Science has shown that childhood is a very critical period for our physical, emotional and mental growth. As a result, our lives are shaped by the positive and negative experiences we have as children.
Children do not evolve in their own bulb, but are shaped by the community in which they grow up. Childhood is the period of life when we learn to socialize and form dreams about our future. These dreams range from wanting to become a doctor or a teacher to simply having enough to eat. For example, some children see adults who are policemen, doctors, accountants or bankers and want to be like them in the future. Others close their eyes at night and see themselves as their parents or relatives repairing motorbikes, tailoring, hairdressing or shoemaking. But these dreams can be supported, strengthened and fulfilled, or they can be shattered by the behavior and words of adults.
What was my dream is now yours to realize
What’s more, many parents want to see their children fulfil the dreams they were unable to realize; they exert pressure, give instructions and even make choices for their children, thereby killing their initial dreams. Other dream-killing parents are those who discourage their children from pursuing their dreams because of the beliefs and social norms that surround them. These parents put pressure on their children who dream of becoming artists, singers, drummers and so on.
Dreams can also be shaped by exposure to soap operas, cartoons, series, shows and social media platforms. These create dreams of the future in children’s heads. Although some parents think that exposure to the screen makes children responsible individuals, it can have the opposite effect. That’s why I think parents should try to maintain a balance, teaching their children that there is a time for leisure, but also a time for working towards their dreams through education and social and community engagement.
We can and must guide the formation and fulfilment of children’s dreams without forcing or trampling on them
Parents often think that they must safeguard our children’s future at all costs through their words and actions. That’s noble and laudable, but we mustn’t forget that children learn from us and that they should be free to make their own mistakes and, above all, have the freedom to dream and the tools to realize healthy dreams and work on unhealthy ones.
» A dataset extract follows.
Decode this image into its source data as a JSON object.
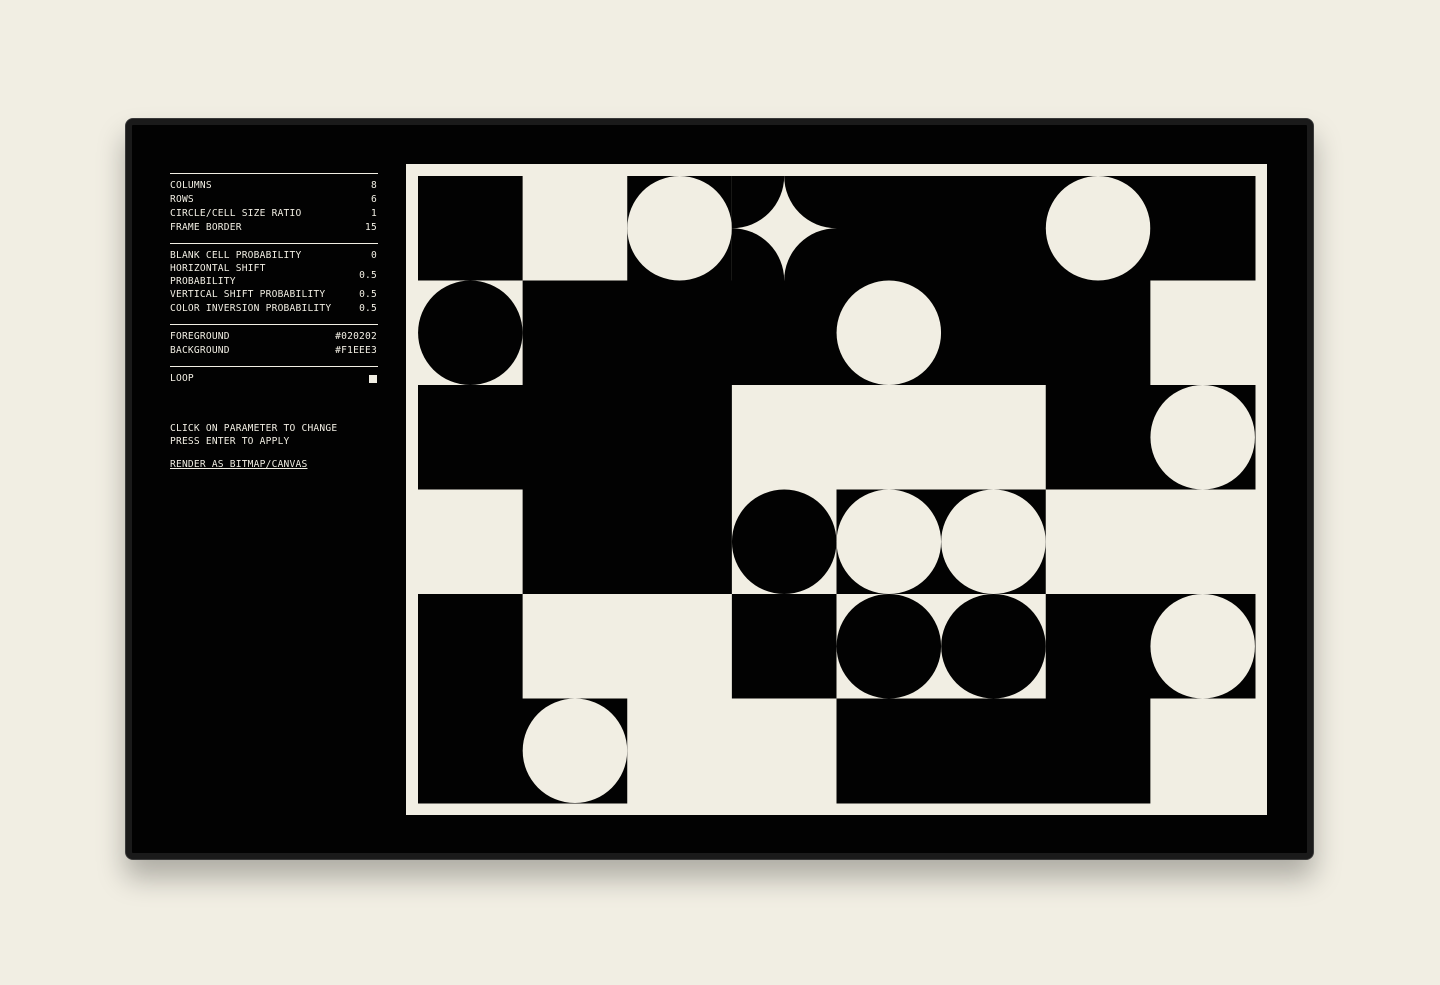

It’s also possible to pave the way for children by following their progress at school and helping them to learn what they’re passionate about. In any case, talking to children from time to time prepares them for their responsibilities.